3. The N train in comparison to the 7 train, which only has four Manhattan stations almost all along a single street, has 12-14 stations in Manhattan hitting almost every major destination (Upper East side, Herald square, Union Square, NYU, NOHO, SOHO, Canal Street, City Hall, World Trade Center and the Financial district).
While I am not disagreeing that the N train shouldn't be extended, according to the subway map directly off the MTA website, the N train only makes six stops in Manhattan, and does not go all the way to the financial district and the world trade center as the N train branches off the rest of the line at Canal St and goes over the Manhattan bridge back into Brooklyn. That being said, if the N and the W were both extended at the same time, the W train provides access to everything you have stated.
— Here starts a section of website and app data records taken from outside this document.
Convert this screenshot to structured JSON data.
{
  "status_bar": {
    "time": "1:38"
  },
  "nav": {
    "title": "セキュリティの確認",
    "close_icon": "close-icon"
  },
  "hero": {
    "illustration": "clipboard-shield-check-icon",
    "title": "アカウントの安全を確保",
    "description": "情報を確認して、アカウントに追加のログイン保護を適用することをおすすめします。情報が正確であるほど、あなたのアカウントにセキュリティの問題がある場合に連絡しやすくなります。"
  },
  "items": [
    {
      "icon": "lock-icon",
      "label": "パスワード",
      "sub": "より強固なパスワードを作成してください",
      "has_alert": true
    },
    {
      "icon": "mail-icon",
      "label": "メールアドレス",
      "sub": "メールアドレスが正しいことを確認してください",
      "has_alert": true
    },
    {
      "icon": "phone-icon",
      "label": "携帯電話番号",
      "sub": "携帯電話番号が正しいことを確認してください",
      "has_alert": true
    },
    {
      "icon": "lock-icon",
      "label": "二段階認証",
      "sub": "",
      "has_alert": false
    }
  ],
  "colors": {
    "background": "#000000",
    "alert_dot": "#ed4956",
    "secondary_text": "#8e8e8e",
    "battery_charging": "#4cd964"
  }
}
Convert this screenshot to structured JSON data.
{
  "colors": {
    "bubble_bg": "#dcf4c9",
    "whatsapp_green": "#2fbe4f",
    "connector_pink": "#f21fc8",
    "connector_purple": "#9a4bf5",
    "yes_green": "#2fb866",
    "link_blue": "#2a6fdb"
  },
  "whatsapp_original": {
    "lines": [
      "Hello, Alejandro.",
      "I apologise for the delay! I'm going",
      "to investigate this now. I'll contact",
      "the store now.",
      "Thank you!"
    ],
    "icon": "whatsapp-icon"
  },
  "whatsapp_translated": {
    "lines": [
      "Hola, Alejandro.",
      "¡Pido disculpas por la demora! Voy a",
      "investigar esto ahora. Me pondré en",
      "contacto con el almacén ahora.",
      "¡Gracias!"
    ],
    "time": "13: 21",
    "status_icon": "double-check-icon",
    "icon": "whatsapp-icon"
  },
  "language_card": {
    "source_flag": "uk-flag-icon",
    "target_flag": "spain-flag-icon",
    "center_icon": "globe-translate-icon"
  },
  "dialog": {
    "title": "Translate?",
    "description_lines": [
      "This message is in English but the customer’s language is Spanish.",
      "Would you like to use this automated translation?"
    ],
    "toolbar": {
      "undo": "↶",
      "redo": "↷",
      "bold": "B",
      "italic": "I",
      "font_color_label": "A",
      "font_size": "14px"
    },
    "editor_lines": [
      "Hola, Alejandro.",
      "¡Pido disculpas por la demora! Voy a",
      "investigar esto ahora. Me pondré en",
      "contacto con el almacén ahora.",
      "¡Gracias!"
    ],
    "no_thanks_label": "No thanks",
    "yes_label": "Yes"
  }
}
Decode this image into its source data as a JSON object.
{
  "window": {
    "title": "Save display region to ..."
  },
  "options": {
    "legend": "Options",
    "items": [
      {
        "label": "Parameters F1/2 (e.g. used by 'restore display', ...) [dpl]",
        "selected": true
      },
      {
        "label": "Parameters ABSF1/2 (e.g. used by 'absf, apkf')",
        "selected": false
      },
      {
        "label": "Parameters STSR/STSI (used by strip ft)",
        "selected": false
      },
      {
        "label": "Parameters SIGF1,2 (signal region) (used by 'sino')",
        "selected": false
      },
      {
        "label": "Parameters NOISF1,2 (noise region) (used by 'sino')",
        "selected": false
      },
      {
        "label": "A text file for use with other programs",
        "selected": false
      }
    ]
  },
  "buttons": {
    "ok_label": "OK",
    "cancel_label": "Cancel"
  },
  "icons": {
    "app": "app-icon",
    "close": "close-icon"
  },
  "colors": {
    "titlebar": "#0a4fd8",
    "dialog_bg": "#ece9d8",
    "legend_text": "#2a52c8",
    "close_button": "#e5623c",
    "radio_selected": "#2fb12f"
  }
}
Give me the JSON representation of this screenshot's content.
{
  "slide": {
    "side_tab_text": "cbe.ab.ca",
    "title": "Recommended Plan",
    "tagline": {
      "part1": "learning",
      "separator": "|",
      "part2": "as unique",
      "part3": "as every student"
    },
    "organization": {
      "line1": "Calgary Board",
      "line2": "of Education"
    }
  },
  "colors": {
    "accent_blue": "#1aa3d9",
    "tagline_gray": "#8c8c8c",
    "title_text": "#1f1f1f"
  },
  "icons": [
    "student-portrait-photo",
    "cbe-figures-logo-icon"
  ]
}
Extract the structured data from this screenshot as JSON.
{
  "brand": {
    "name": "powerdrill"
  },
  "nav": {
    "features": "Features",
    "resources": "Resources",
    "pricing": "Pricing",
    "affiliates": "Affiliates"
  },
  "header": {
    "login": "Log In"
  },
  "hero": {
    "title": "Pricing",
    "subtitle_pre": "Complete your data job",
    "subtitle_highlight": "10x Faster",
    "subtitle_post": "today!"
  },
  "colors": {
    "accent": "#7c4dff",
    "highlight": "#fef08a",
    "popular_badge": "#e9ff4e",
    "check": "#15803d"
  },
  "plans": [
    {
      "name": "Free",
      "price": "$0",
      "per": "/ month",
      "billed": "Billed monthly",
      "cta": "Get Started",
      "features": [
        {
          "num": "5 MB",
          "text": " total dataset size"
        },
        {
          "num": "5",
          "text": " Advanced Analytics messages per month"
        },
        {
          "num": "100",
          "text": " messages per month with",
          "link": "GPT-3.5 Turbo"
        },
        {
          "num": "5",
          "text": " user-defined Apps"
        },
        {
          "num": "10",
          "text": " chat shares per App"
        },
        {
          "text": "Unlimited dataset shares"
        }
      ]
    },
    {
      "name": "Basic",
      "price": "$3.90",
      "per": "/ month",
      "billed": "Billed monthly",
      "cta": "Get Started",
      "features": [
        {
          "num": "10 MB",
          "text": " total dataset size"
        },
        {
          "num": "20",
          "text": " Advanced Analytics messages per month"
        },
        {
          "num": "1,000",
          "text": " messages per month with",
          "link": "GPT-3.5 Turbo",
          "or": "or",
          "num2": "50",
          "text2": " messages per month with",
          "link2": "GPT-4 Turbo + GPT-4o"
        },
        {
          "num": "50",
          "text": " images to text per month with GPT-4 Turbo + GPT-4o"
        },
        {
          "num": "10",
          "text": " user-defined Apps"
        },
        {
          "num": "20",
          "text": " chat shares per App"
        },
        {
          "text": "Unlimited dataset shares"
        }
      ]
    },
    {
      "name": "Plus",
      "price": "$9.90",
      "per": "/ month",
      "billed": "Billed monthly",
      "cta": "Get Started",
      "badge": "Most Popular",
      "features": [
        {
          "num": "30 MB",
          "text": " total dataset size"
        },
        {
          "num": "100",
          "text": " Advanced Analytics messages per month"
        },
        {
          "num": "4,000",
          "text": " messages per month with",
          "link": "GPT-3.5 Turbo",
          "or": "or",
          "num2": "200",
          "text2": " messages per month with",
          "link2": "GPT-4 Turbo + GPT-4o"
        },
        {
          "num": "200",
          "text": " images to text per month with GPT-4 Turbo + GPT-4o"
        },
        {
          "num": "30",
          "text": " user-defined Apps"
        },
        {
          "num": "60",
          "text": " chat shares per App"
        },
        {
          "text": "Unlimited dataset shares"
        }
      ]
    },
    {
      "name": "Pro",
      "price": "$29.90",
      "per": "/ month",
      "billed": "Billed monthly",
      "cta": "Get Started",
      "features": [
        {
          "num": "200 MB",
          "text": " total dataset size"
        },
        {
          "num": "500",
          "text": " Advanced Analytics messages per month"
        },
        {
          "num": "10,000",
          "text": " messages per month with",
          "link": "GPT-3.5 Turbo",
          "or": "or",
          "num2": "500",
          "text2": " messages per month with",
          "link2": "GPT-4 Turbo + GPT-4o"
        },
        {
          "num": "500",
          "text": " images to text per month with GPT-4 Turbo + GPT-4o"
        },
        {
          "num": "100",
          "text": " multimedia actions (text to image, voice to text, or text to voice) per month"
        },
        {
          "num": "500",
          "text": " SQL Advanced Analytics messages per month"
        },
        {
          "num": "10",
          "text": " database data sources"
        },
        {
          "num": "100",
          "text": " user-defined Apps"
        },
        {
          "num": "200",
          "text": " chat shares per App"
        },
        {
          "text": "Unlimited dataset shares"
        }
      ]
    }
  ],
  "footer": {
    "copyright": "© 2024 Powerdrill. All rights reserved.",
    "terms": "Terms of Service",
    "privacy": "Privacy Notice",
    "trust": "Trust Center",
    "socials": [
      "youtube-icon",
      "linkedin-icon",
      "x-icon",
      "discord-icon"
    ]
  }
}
As far as the 7 goes, it would make much more sense if the Flushing Elevated had four tracks, so you can run express trains in both directions at the same time making this connection much more viable. (Maybe as an 8 train or something). Interestingly enough, the 7 does provide the cross platform transfer to the N and W at Queensboro Plaza.
Also, the LIRR connection would be only to the Port Washington Branch as it is the only line serving the Willets Point station. If you wanted to improve this, maybe find a way to link the JFK airtrain system to the LGA one via Flushing Meadows, and you can kill two birds with one stone. Direct access to all LIRR branches, and also a one seat connection between LGA and JFK. (And yes, I have seen many airlines that unfortunately sell overseas itineraries that have the domestic leg fly into LGA and the international one out of JFK).